On April 25, the Consumer Financial Protection Bureau (“CFPB”) entered into a Consent Order with a New Jersey debt collection law firm, Pressler & Pressler, LLP, and two of its managing partners, Sheldon H. Pressler, and Gerard J. Felt (collectively “the Firm”). The Firm agreed to pay a civil penalty of $1 million dollars in addition to adhering to the provisions contained within the Order. This Order raises questions about whether there is or should be a limit to the federal regulation of attorney practice and litigation strategy. The CFPB appears to be asserting authority over attorney debt collectors beyond governing communication with consumers. It is entering the realm of professional judgment, controlling what the attorney is allowed to seek in discovery and what documents the attorney must review before filing a complaint. That may be entirely appropriate given its broad mandate, but the position of state entities presently governing attorney conduct have not been widely heard.
The Firm filed more than 500,000 lawsuits against consumers between 2009 and 2014. It is considered a debt collector under the Federal Debt Collection Practices Act (“FDCPA”). The Bureau found that the Firm violated the FDCPA and the Consumer Financial Protection Act (“CFPA”) by relying on summaries received from clients upon referral instead of Original Account-Level Documentation and failing to investigate or verify that the facts contained in the suits were true or whether the debt buyer it represented had standing to pursue the claim resulting in harassment of the consumers and improper court actions.
The Order specifies the Firm must ensure that it has original documentation, a chain of debt ownership, certified bills of sale evidencing transfers of ownership and a signed contract or other original documentation reflecting use by the consumer prior to filing an action. It must ensure all affidavits are accurate and based on personal knowledge of the affiant. The attorney who signs the Complaint in the suit must have an electronic record of logging in to the Firm’s case management system and accessing the consumer’s file. Additionally, an attorney employed by the Firm must review the documentation, conduct a thorough analysis of the facts and law related to the case, and must certify in writing that the initiation of the lawsuit complies with the Consent Order.
The Firm is further prohibited from using pre-judgment litigation discovery devices to seek or obtain information intended to be used for post-judgment collection. This is the first time that limitations on pre-judgment discovery have been included in a CFPB consent order. The extent and method of pre-judgment discovery in New Jersey state court is governed by New Jersey Rule of Civil Procedure 4:10. The Office of Attorney Ethics, a division of the judiciary, governs the ethical practice of law in New Jersey.
It remains to be seen how far the CFPB can go in seeking control of litigation practices and attorney oversight which are traditionally within the realm of the state judiciary.
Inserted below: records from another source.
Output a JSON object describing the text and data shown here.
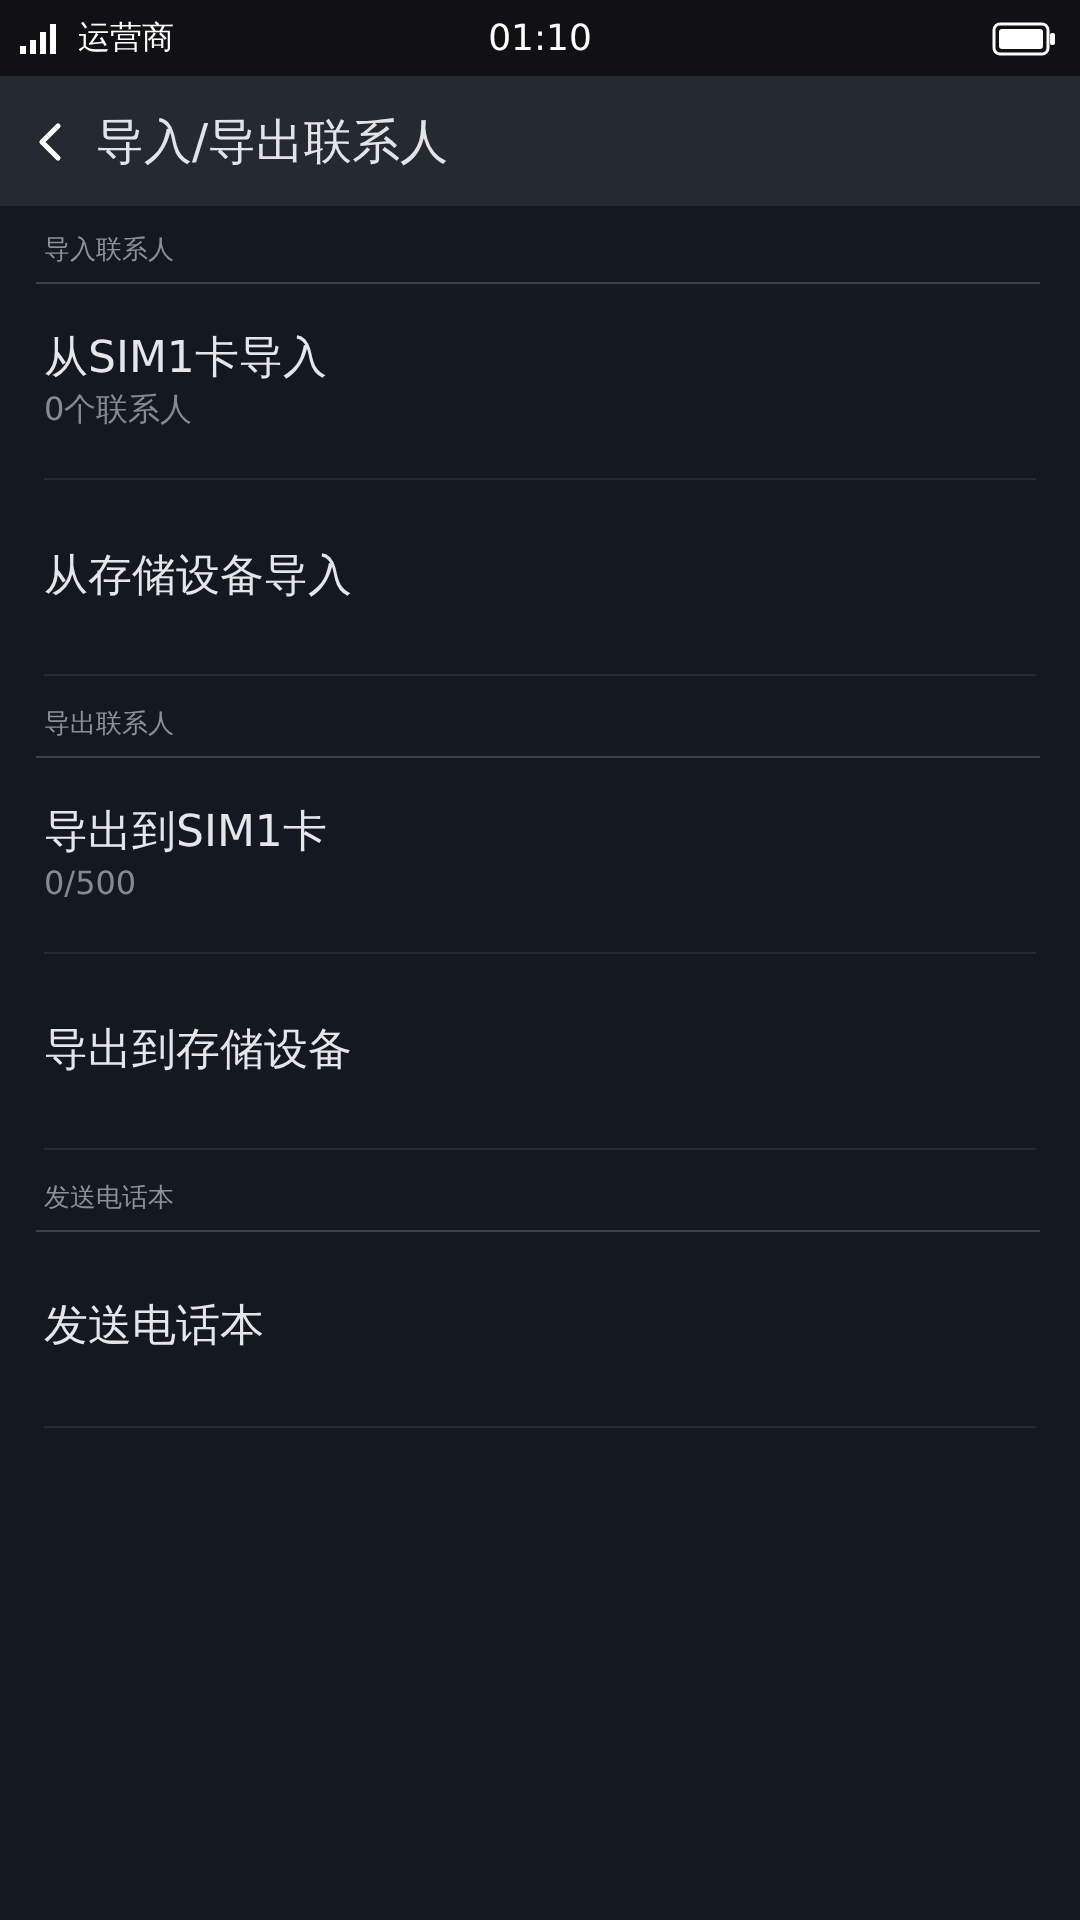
{
  "status_bar": {
    "carrier": "运营商",
    "time": "01:10"
  },
  "header": {
    "title": "导入/导出联系人"
  },
  "sections": [
    {
      "title": "导入联系人",
      "items": [
        {
          "title": "从SIM1卡导入",
          "subtitle": "0个联系人"
        },
        {
          "title": "从存储设备导入"
        }
      ]
    },
    {
      "title": "导出联系人",
      "items": [
        {
          "title": "导出到SIM1卡",
          "subtitle": "0/500"
        },
        {
          "title": "导出到存储设备"
        }
      ]
    },
    {
      "title": "发送电话本",
      "items": [
        {
          "title": "发送电话本"
        }
      ]
    }
  ]
}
The limitation on pre-judgment discovery is nebulous, as often the content of pre- and post-judgment discovery overlap. This has the potential to have a chilling effect on the discovery requested by the Firm in the initial pre-judgment discovery phase, and could impact the litigation choices of the attorneys.
The CFPB is authorized to regulate and investigate the practices of debt collectors, which includes law firms engaged in volume collections practice under these facts. The Dodd-Frank Act provides the CFPB with rule-making and enforcement authority to prevent unfair, deceptive, or abusive acts or practices in connection with any transaction with a consumer for a financial product or service. The CFPB’s budget is not tied to the regular federal appropriations process, and it has enjoyed broad investigative authority with few restrictions. Director Richard Cordray has implied that he would use the agency’s enforcement authority rather than the rule-making authority to define the standards of what constitutes “abusive acts”. Using the enforcement authority may limit the visibility of the actions and the opportunity for non-parties affected by the actions to have their voices heard, as opposed to the rule-making authority, which invites public comment.
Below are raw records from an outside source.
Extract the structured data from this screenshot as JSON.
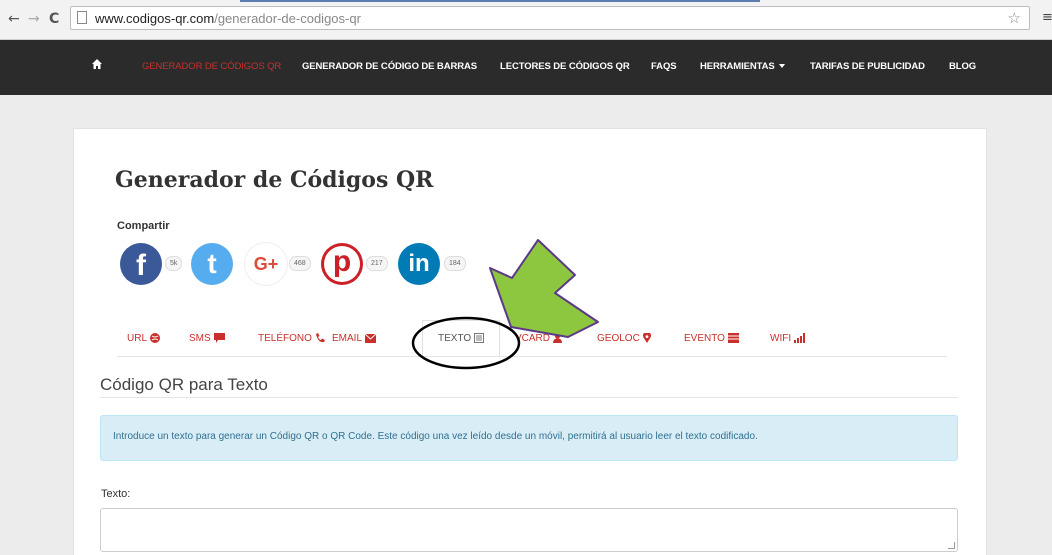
{
  "browser": {
    "back_glyph": "←",
    "forward_glyph": "→",
    "reload_glyph": "C",
    "url_host": "www.codigos-qr.com",
    "url_path": "/generador-de-codigos-qr",
    "star_glyph": "☆",
    "menu_glyph": "≡"
  },
  "navbar": {
    "items": [
      {
        "label": "GENERADOR DE CÓDIGOS QR"
      },
      {
        "label": "GENERADOR DE CÓDIGO DE BARRAS"
      },
      {
        "label": "LECTORES DE CÓDIGOS QR"
      },
      {
        "label": "FAQS"
      },
      {
        "label": "HERRAMIENTAS"
      },
      {
        "label": "TARIFAS DE PUBLICIDAD"
      },
      {
        "label": "BLOG"
      }
    ],
    "active_color": "#c9302c"
  },
  "page": {
    "title": "Generador de Códigos QR",
    "share_label": "Compartir"
  },
  "social": [
    {
      "network": "facebook",
      "glyph": "f",
      "count": "5k",
      "color": "#3b5998"
    },
    {
      "network": "twitter",
      "glyph": "t",
      "count": "",
      "color": "#55acee"
    },
    {
      "network": "google-plus",
      "glyph": "G+",
      "count": "468",
      "color": "#dd4b39"
    },
    {
      "network": "pinterest",
      "glyph": "p",
      "count": "217",
      "color": "#cb2027"
    },
    {
      "network": "linkedin",
      "glyph": "in",
      "count": "184",
      "color": "#007bb6"
    }
  ],
  "tabs": [
    {
      "label": "URL",
      "icon": "globe-icon"
    },
    {
      "label": "SMS",
      "icon": "comment-icon"
    },
    {
      "label": "TELÉFONO",
      "icon": "phone-icon"
    },
    {
      "label": "EMAIL",
      "icon": "envelope-icon"
    },
    {
      "label": "TEXTO",
      "icon": "text-doc-icon",
      "active": true
    },
    {
      "label": "VCARD",
      "icon": "user-icon"
    },
    {
      "label": "GEOLOC",
      "icon": "map-marker-icon"
    },
    {
      "label": "EVENTO",
      "icon": "calendar-icon"
    },
    {
      "label": "WIFI",
      "icon": "signal-icon"
    }
  ],
  "section": {
    "title": "Código QR para Texto",
    "info": "Introduce un texto para generar un Código QR o QR Code. Este código una vez leído desde un móvil, permitirá al usuario leer el texto codificado.",
    "field_label": "Texto:",
    "field_value": ""
  },
  "annotation": {
    "arrow_color": "#8dc63f",
    "arrow_outline": "#5b3a87",
    "ellipse_color": "#000000"
  }
}
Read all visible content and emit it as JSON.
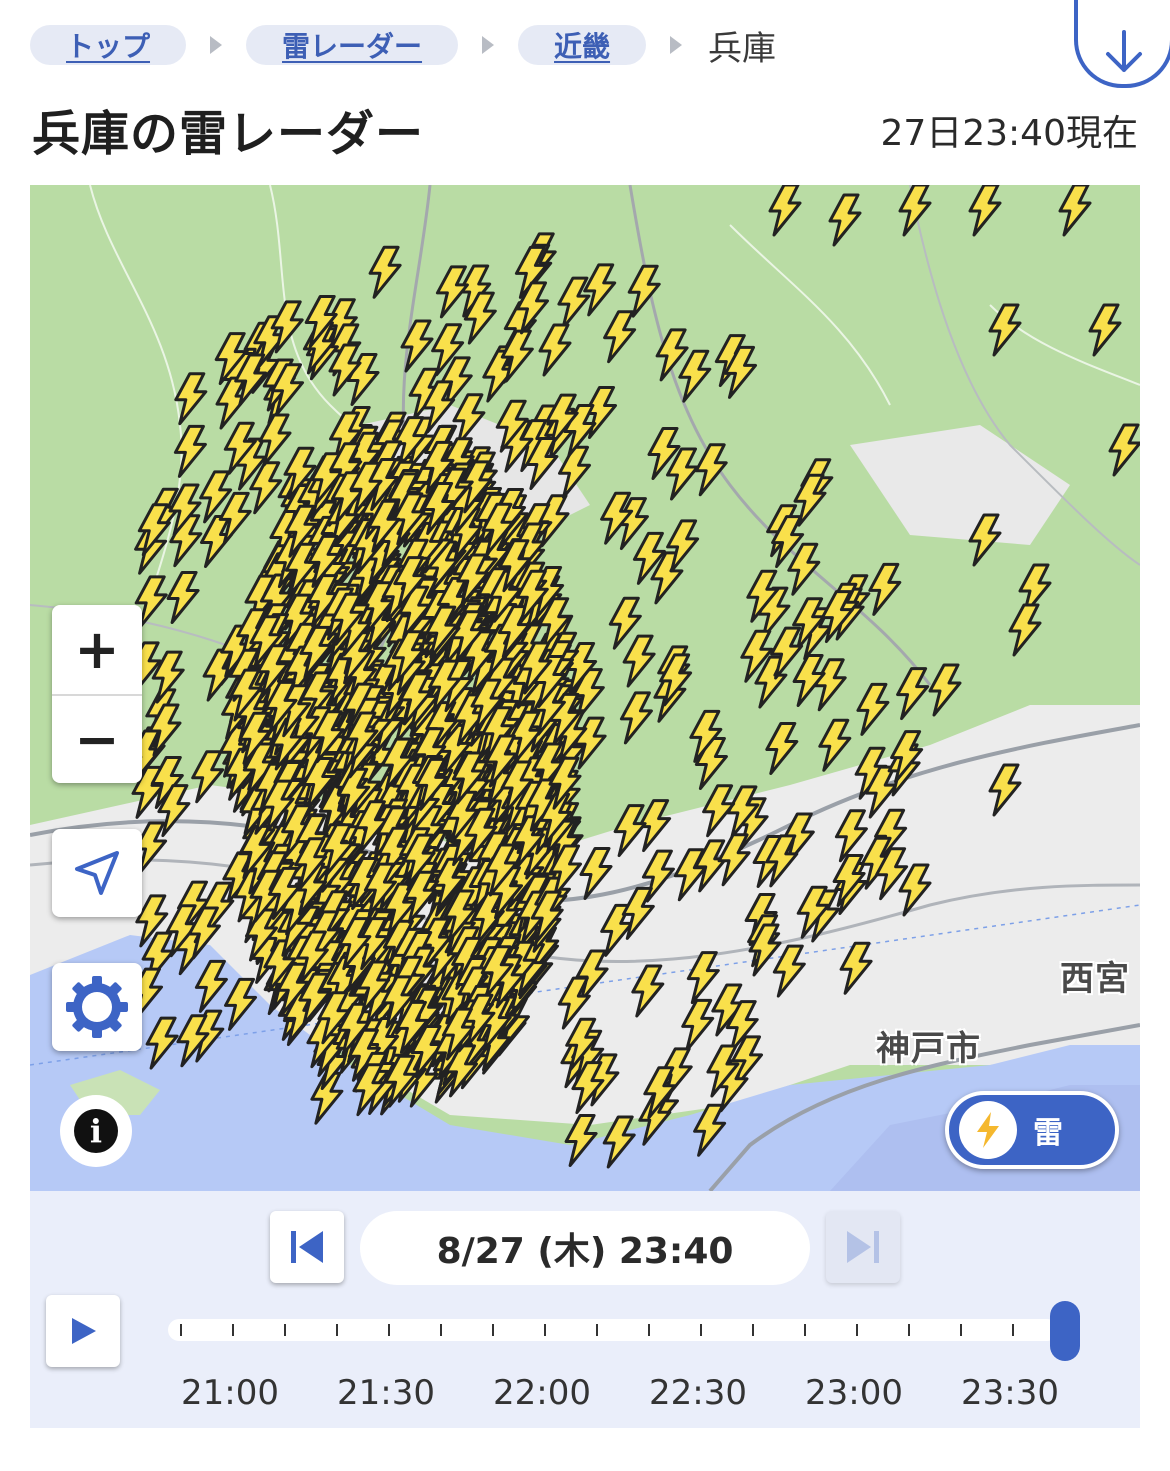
{
  "breadcrumb": {
    "items": [
      {
        "label": "トップ"
      },
      {
        "label": "雷レーダー"
      },
      {
        "label": "近畿"
      }
    ],
    "current": "兵庫"
  },
  "header": {
    "title": "兵庫の雷レーダー",
    "current_time": "27日23:40現在"
  },
  "map": {
    "place_labels": {
      "nishinomiya": "西宮",
      "kobe": "神戸市"
    },
    "layer_toggle": {
      "label": "雷",
      "icon": "lightning-icon"
    },
    "zoom_in_label": "+",
    "zoom_out_label": "−",
    "colors": {
      "land": "#b9dca4",
      "urban": "#ececec",
      "sea": "#b6c9f6",
      "bolt_fill": "#f9e04b",
      "bolt_stroke": "#222222",
      "accent": "#3d64c5"
    }
  },
  "timeline": {
    "current_datetime": "8/27 (木) 23:40",
    "tick_labels": [
      "21:00",
      "21:30",
      "22:00",
      "22:30",
      "23:00",
      "23:30"
    ],
    "position_fraction": 1.0
  }
}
As the CFPB delves deeper into attorney regulation we may learn the answers to some presently lingering questions. We don’t yet know if there is a difference in what the CFPB can demand from non-law firm and law firm debt collectors. We don’t know what may happen if a conflict arises between the state rules of procedure and a consent order. To what extent is it appropriate to constrain or limit an attorney’s professional judgment? Are we ok with this as long as it protects the consumer? What other government agencies can regulate attorney practice and under what auspices could they control litigation strategy?
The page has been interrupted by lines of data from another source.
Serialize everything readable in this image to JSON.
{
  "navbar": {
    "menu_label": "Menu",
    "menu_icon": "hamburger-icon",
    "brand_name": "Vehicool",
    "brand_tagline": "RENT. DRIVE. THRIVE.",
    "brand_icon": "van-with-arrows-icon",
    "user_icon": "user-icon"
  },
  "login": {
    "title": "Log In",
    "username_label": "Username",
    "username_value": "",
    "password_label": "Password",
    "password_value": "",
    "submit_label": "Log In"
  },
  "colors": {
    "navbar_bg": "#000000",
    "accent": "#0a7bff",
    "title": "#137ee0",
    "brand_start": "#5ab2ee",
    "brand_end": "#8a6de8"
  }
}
As these issues play out in enforcement actions, administrative hearings, and in federal appeals, the state bodies that control attorney practice should remain vigilant to ensure they are actively informing the agency and the courts of their position so as not to inadvertently cede more authority over attorney oversight than is appropriate to non-attorney federal regulators.